--- Material shown ---
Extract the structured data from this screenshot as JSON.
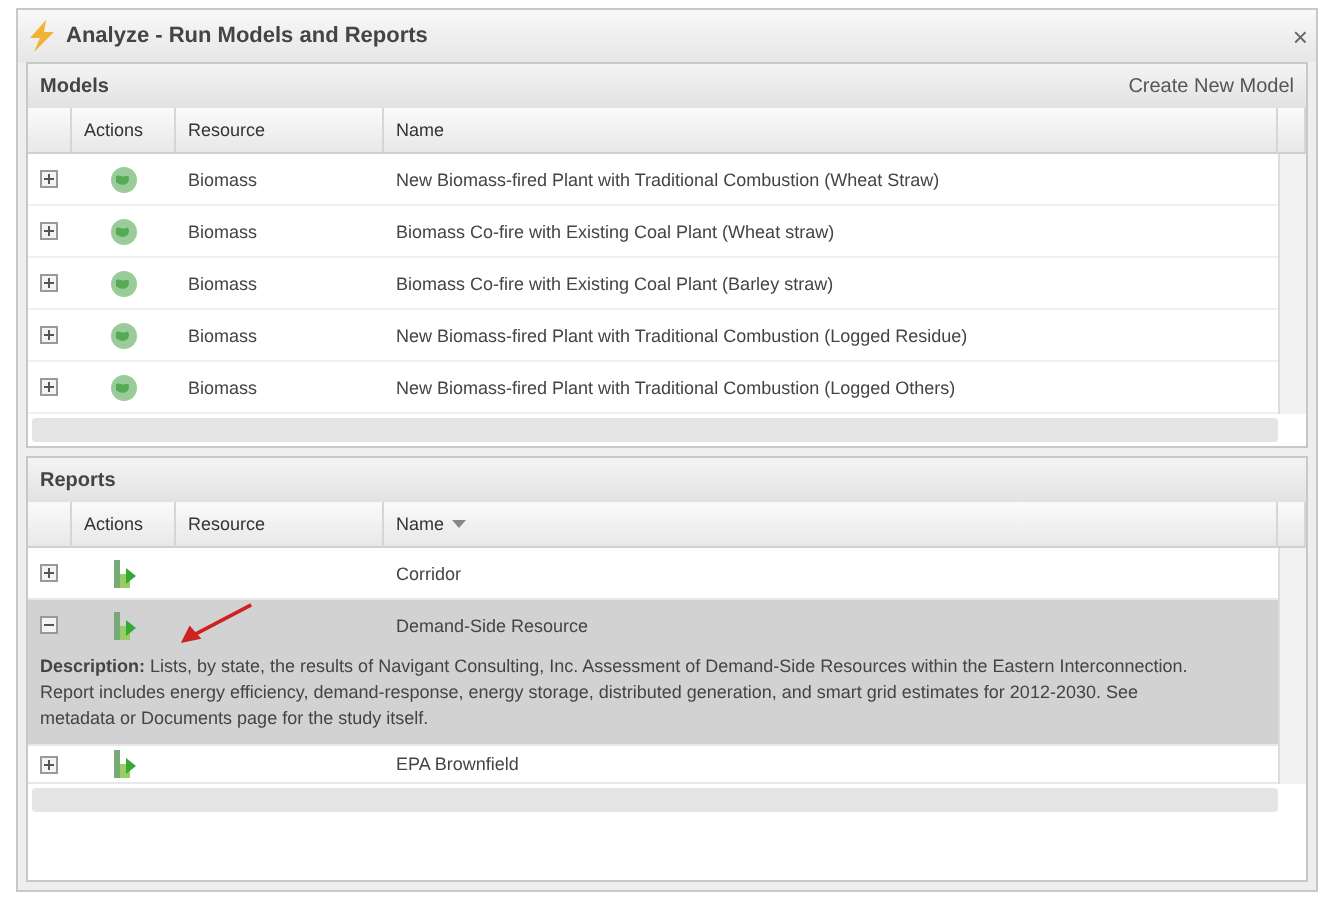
{
  "window": {
    "title": "Analyze - Run Models and Reports",
    "close": "×"
  },
  "models": {
    "title": "Models",
    "action": "Create New Model",
    "columns": [
      "Actions",
      "Resource",
      "Name"
    ],
    "rows": [
      {
        "expanded": false,
        "resource": "Biomass",
        "name": "New Biomass-fired Plant with Traditional Combustion (Wheat Straw)"
      },
      {
        "expanded": false,
        "resource": "Biomass",
        "name": "Biomass Co-fire with Existing Coal Plant (Wheat straw)"
      },
      {
        "expanded": false,
        "resource": "Biomass",
        "name": "Biomass Co-fire with Existing Coal Plant (Barley straw)"
      },
      {
        "expanded": false,
        "resource": "Biomass",
        "name": "New Biomass-fired Plant with Traditional Combustion (Logged Residue)"
      },
      {
        "expanded": false,
        "resource": "Biomass",
        "name": "New Biomass-fired Plant with Traditional Combustion (Logged Others)"
      }
    ]
  },
  "reports": {
    "title": "Reports",
    "columns": [
      "Actions",
      "Resource",
      "Name"
    ],
    "rows": [
      {
        "expanded": false,
        "selected": false,
        "name": "Corridor"
      },
      {
        "expanded": true,
        "selected": true,
        "name": "Demand-Side Resource",
        "description": "**Description:** Lists, by state, the results of Navigant Consulting, Inc. Assessment of Demand-Side Resources within the Eastern Interconnection. Report includes energy efficiency, demand-response, energy storage, distributed generation, and smart grid estimates for 2012-2030. See metadata or Documents page for the study itself."
      },
      {
        "expanded": false,
        "selected": false,
        "name": "EPA Brownfield"
      }
    ]
  }
}
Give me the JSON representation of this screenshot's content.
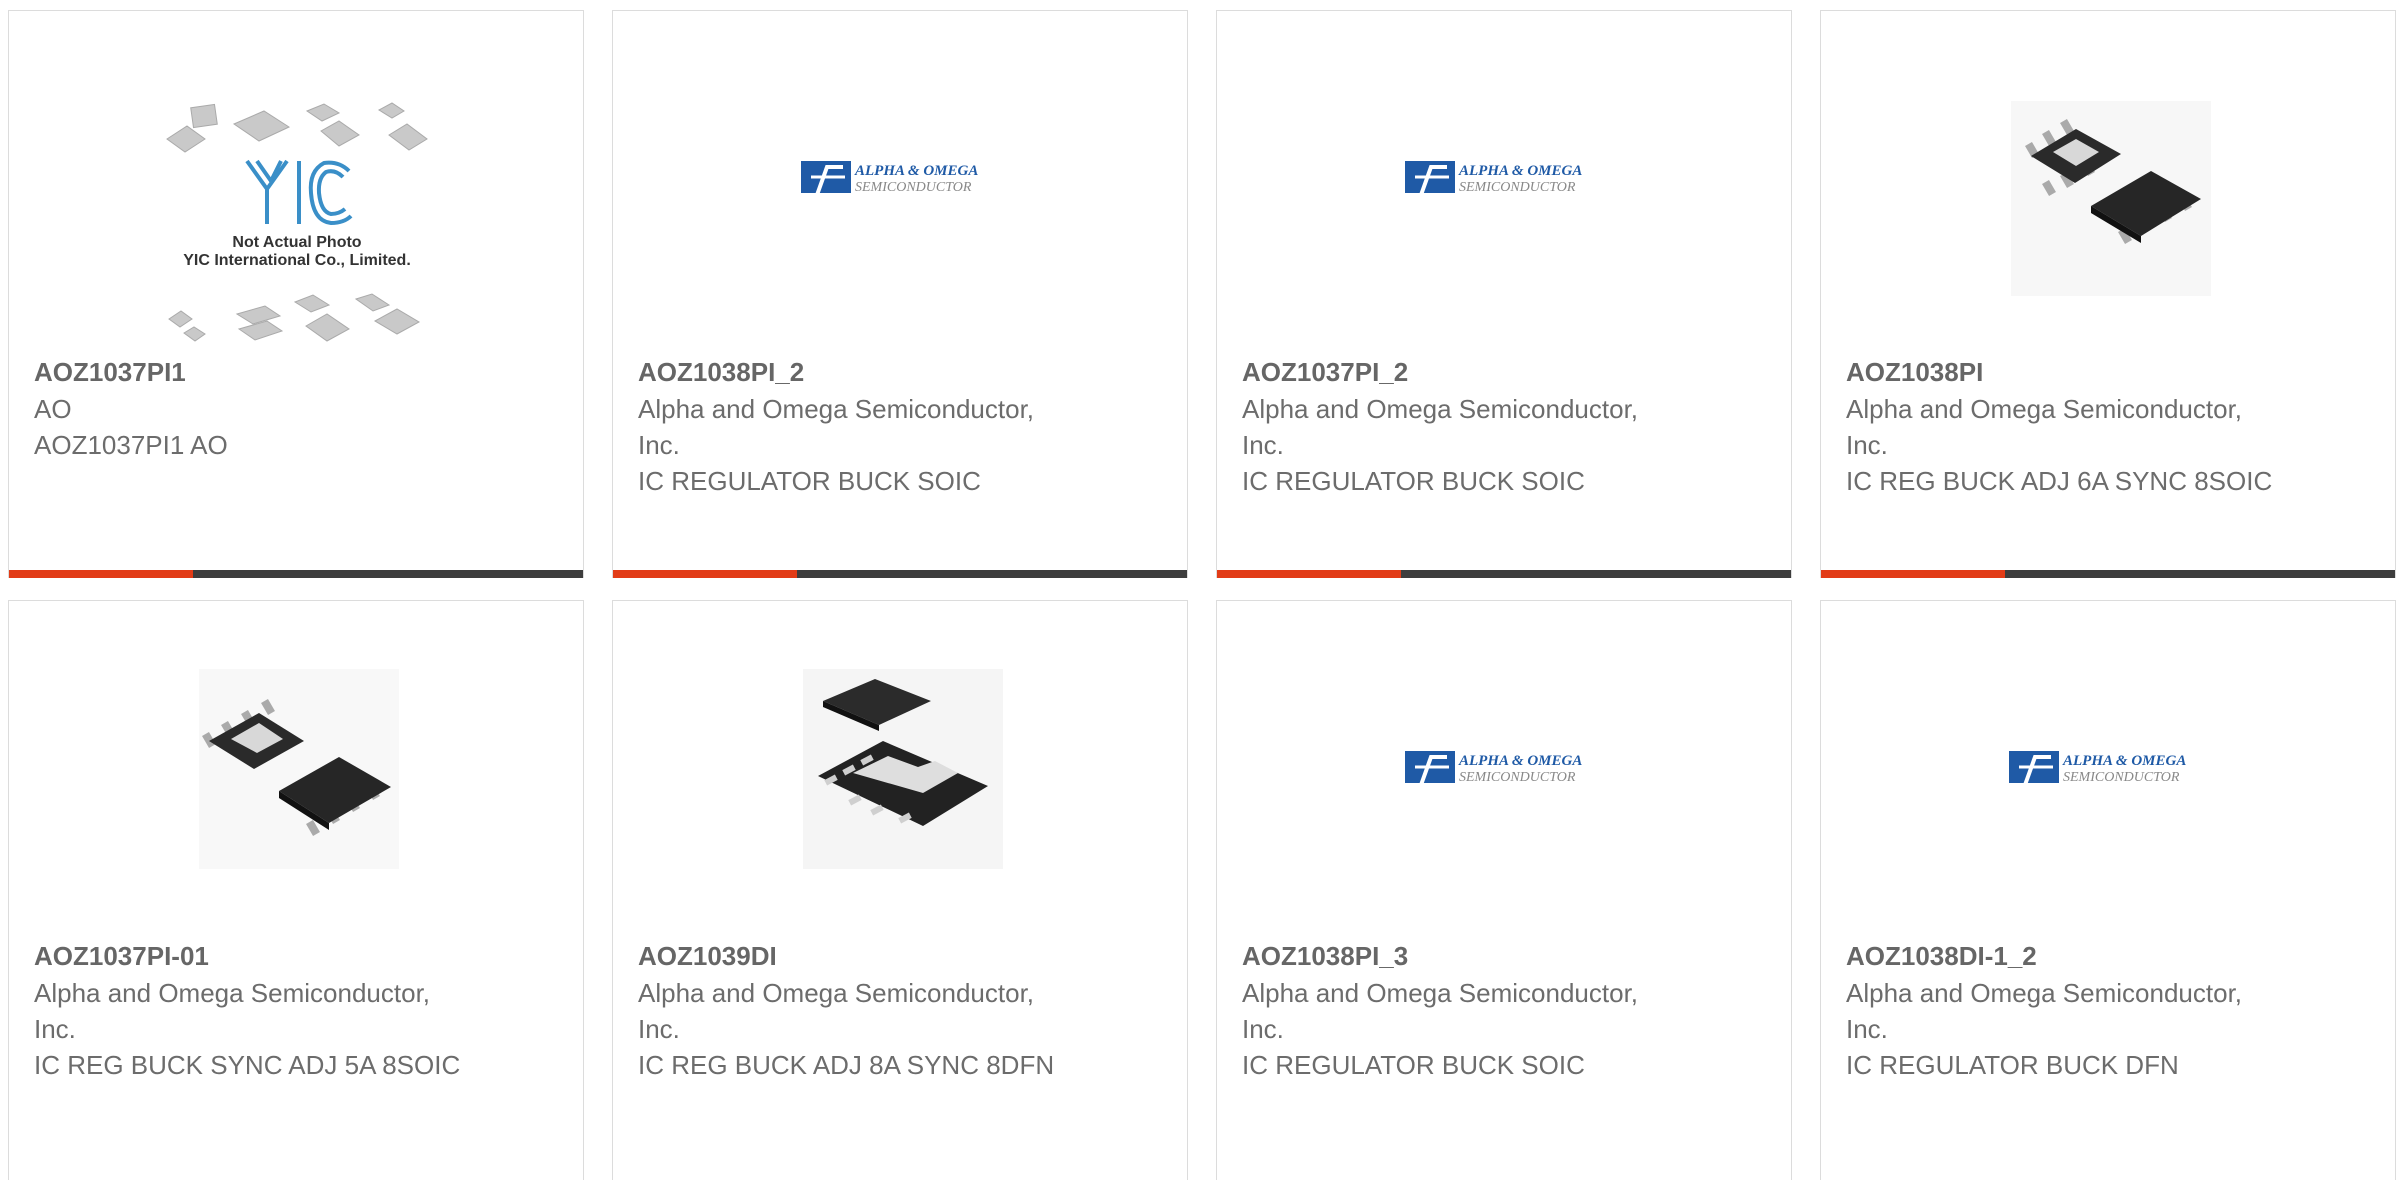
{
  "products": [
    {
      "part": "AOZ1037PI1",
      "mfr": "AO",
      "desc": "AOZ1037PI1 AO",
      "image": "not-actual-photo"
    },
    {
      "part": "AOZ1038PI_2",
      "mfr": "Alpha and Omega Semiconductor, Inc.",
      "desc": "IC REGULATOR BUCK SOIC",
      "image": "ao-logo"
    },
    {
      "part": "AOZ1037PI_2",
      "mfr": "Alpha and Omega Semiconductor, Inc.",
      "desc": "IC REGULATOR BUCK SOIC",
      "image": "ao-logo"
    },
    {
      "part": "AOZ1038PI",
      "mfr": "Alpha and Omega Semiconductor, Inc.",
      "desc": "IC REG BUCK ADJ 6A SYNC 8SOIC",
      "image": "soic8-photo"
    },
    {
      "part": "AOZ1037PI-01",
      "mfr": "Alpha and Omega Semiconductor, Inc.",
      "desc": "IC REG BUCK SYNC ADJ 5A 8SOIC",
      "image": "soic8-photo"
    },
    {
      "part": "AOZ1039DI",
      "mfr": "Alpha and Omega Semiconductor, Inc.",
      "desc": "IC REG BUCK ADJ 8A SYNC 8DFN",
      "image": "dfn8-photo"
    },
    {
      "part": "AOZ1038PI_3",
      "mfr": "Alpha and Omega Semiconductor, Inc.",
      "desc": "IC REGULATOR BUCK SOIC",
      "image": "ao-logo"
    },
    {
      "part": "AOZ1038DI-1_2",
      "mfr": "Alpha and Omega Semiconductor, Inc.",
      "desc": "IC REGULATOR BUCK DFN",
      "image": "ao-logo"
    }
  ],
  "placeholder_text": {
    "line1": "Not Actual Photo",
    "line2": "YIC International Co., Limited.",
    "brand": "YIC"
  },
  "logo_text": {
    "line1": "ALPHA & OMEGA",
    "line2": "SEMICONDUCTOR"
  },
  "colors": {
    "accent": "#e23c17",
    "bar": "#3d3d3d",
    "brand_blue": "#1f5aa6"
  }
}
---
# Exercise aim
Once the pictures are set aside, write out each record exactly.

# Response to this exercise
Extract the structured data from this screenshot as JSON.
{
  "window": {
    "title": "Analyze - Run Models and Reports",
    "close": "×"
  },
  "models": {
    "title": "Models",
    "action": "Create New Model",
    "columns": [
      "Actions",
      "Resource",
      "Name"
    ],
    "rows": [
      {
        "expanded": false,
        "resource": "Biomass",
        "name": "New Biomass-fired Plant with Traditional Combustion (Wheat Straw)"
      },
      {
        "expanded": false,
        "resource": "Biomass",
        "name": "Biomass Co-fire with Existing Coal Plant (Wheat straw)"
      },
      {
        "expanded": false,
        "resource": "Biomass",
        "name": "Biomass Co-fire with Existing Coal Plant (Barley straw)"
      },
      {
        "expanded": false,
        "resource": "Biomass",
        "name": "New Biomass-fired Plant with Traditional Combustion (Logged Residue)"
      },
      {
        "expanded": false,
        "resource": "Biomass",
        "name": "New Biomass-fired Plant with Traditional Combustion (Logged Others)"
      }
    ]
  },
  "reports": {
    "title": "Reports",
    "columns": [
      "Actions",
      "Resource",
      "Name"
    ],
    "rows": [
      {
        "expanded": false,
        "selected": false,
        "name": "Corridor"
      },
      {
        "expanded": true,
        "selected": true,
        "name": "Demand-Side Resource",
        "description": "**Description:** Lists, by state, the results of Navigant Consulting, Inc. Assessment of Demand-Side Resources within the Eastern Interconnection. Report includes energy efficiency, demand-response, energy storage, distributed generation, and smart grid estimates for 2012-2030. See metadata or Documents page for the study itself."
      },
      {
        "expanded": false,
        "selected": false,
        "name": "EPA Brownfield"
      }
    ]
  }
}
Give me the JSON representation of this screenshot's content.
{
  "products": [
    {
      "part": "AOZ1037PI1",
      "mfr": "AO",
      "desc": "AOZ1037PI1 AO",
      "image": "not-actual-photo"
    },
    {
      "part": "AOZ1038PI_2",
      "mfr": "Alpha and Omega Semiconductor, Inc.",
      "desc": "IC REGULATOR BUCK SOIC",
      "image": "ao-logo"
    },
    {
      "part": "AOZ1037PI_2",
      "mfr": "Alpha and Omega Semiconductor, Inc.",
      "desc": "IC REGULATOR BUCK SOIC",
      "image": "ao-logo"
    },
    {
      "part": "AOZ1038PI",
      "mfr": "Alpha and Omega Semiconductor, Inc.",
      "desc": "IC REG BUCK ADJ 6A SYNC 8SOIC",
      "image": "soic8-photo"
    },
    {
      "part": "AOZ1037PI-01",
      "mfr": "Alpha and Omega Semiconductor, Inc.",
      "desc": "IC REG BUCK SYNC ADJ 5A 8SOIC",
      "image": "soic8-photo"
    },
    {
      "part": "AOZ1039DI",
      "mfr": "Alpha and Omega Semiconductor, Inc.",
      "desc": "IC REG BUCK ADJ 8A SYNC 8DFN",
      "image": "dfn8-photo"
    },
    {
      "part": "AOZ1038PI_3",
      "mfr": "Alpha and Omega Semiconductor, Inc.",
      "desc": "IC REGULATOR BUCK SOIC",
      "image": "ao-logo"
    },
    {
      "part": "AOZ1038DI-1_2",
      "mfr": "Alpha and Omega Semiconductor, Inc.",
      "desc": "IC REGULATOR BUCK DFN",
      "image": "ao-logo"
    }
  ],
  "placeholder_text": {
    "line1": "Not Actual Photo",
    "line2": "YIC International Co., Limited.",
    "brand": "YIC"
  },
  "logo_text": {
    "line1": "ALPHA & OMEGA",
    "line2": "SEMICONDUCTOR"
  },
  "colors": {
    "accent": "#e23c17",
    "bar": "#3d3d3d",
    "brand_blue": "#1f5aa6"
  }
}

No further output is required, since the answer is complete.